The research began with an opening symposium featuring esteemed Emeritus Prof Rosi Braidotti as a visiting research fellow, where researchers and HDR candidates presented their work through a posthuman lens for dialogue and discussion. This symposium fostered diverse discussions and creative conversations among academics, practitioners, and the public. In the second phase, undergraduate students in the School of Art engaged in a collaborative “student hack,” where they contributed their unique perspectives and ideas to shape the project’s trajectory, exploring themes of institutionalisation, gender, and race and their historical and contemporary formation in the University.

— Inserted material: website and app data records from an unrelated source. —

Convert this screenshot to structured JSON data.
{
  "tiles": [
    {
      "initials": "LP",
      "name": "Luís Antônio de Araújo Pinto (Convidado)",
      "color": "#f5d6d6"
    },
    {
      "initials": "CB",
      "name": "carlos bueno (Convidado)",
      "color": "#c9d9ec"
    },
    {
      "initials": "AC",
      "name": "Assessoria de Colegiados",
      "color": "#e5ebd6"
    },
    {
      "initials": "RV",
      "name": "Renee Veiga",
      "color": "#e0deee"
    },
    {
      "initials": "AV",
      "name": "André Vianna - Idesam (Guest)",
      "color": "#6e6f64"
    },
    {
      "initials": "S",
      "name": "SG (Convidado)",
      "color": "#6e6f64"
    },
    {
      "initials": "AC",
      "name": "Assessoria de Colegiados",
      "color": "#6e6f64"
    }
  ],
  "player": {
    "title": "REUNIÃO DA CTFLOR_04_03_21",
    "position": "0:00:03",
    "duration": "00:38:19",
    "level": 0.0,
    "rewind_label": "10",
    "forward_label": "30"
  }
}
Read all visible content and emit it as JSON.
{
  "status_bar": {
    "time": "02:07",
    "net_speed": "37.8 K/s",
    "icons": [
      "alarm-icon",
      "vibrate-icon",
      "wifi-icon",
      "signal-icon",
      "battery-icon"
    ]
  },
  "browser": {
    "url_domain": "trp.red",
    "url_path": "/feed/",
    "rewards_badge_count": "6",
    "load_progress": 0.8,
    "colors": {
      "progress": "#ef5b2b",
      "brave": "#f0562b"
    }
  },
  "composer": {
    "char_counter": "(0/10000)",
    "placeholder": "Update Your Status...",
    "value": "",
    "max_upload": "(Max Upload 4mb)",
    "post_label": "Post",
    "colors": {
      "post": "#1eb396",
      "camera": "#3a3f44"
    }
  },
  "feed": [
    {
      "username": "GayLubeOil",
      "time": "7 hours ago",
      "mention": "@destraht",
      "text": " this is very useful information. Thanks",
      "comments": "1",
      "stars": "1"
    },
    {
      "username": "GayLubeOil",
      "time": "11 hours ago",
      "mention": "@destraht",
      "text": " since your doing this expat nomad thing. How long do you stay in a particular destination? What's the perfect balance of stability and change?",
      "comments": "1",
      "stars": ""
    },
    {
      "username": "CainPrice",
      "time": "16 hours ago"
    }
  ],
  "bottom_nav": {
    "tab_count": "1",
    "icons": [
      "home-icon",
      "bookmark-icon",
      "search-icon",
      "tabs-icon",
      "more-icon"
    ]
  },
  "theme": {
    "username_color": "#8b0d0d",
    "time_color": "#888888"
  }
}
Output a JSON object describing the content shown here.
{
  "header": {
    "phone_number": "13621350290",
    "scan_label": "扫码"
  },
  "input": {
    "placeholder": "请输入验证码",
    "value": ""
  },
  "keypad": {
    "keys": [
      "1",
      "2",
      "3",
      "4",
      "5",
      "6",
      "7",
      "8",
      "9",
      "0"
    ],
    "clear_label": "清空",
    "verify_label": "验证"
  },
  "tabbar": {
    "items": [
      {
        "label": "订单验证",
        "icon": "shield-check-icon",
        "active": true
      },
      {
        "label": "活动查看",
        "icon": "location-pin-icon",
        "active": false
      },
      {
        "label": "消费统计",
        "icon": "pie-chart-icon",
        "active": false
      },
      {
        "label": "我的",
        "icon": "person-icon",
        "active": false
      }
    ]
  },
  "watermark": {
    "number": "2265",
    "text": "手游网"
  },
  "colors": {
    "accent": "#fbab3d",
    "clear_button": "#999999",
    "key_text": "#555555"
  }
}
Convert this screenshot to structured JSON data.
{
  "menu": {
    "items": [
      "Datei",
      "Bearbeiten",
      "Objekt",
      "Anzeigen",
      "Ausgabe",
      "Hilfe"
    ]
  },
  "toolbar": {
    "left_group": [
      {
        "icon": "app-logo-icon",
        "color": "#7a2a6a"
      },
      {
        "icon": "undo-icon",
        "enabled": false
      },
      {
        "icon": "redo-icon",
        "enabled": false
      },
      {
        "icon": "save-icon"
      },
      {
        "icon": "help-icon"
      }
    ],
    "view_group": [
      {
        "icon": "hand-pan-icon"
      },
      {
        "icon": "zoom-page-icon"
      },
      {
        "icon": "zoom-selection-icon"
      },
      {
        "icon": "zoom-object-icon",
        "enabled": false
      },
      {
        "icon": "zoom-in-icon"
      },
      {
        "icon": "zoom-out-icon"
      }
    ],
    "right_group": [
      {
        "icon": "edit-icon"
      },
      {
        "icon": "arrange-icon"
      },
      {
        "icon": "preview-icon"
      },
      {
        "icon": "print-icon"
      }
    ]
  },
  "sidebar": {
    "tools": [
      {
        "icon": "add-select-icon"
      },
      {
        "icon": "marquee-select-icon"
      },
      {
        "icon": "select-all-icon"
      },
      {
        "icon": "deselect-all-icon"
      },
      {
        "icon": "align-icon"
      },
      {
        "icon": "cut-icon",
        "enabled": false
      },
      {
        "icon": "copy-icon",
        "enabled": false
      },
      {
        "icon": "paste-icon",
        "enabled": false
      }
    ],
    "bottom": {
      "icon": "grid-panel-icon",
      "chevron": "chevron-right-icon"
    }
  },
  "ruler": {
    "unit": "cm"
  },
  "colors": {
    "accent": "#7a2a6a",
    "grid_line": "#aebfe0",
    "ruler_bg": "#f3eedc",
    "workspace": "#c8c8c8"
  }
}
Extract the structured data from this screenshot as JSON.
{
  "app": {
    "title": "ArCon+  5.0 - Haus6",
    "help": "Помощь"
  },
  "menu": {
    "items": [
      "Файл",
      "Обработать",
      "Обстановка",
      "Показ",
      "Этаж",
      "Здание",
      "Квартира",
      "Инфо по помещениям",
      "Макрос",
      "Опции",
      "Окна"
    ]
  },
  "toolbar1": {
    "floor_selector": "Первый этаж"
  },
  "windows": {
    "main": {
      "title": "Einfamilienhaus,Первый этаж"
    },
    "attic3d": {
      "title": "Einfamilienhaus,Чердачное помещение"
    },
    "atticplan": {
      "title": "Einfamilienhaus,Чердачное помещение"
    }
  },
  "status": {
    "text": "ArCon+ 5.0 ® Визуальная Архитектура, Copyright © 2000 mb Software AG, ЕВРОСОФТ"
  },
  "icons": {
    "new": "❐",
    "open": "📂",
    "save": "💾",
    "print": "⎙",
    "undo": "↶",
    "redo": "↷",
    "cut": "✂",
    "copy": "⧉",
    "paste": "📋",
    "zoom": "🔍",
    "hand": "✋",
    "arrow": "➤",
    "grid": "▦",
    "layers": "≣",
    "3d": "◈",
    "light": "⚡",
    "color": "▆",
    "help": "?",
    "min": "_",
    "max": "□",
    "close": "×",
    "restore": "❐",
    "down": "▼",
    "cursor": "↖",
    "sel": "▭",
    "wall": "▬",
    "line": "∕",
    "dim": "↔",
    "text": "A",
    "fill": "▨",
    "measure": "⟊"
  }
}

The final phase, “What’s Coming is Good…”, transformed the decommissioned lecture theatre into an multimedia and performance, immersive installation. Taking Astrida Neimanis and her thinking as ‘Bodies of Water’ as inspiration, the theatre was transformed into a relational speculative sea where human, non-human, and more-than-human collaborations unfurled. The Posthuman Lecture Theatre Hack exemplifies the power of collaborative, interdisciplinary endeavours in imagining and shaping the academy’s future. Therefore, this paper invites conference attendees to explore the transformative possibilities of creative activism at the University.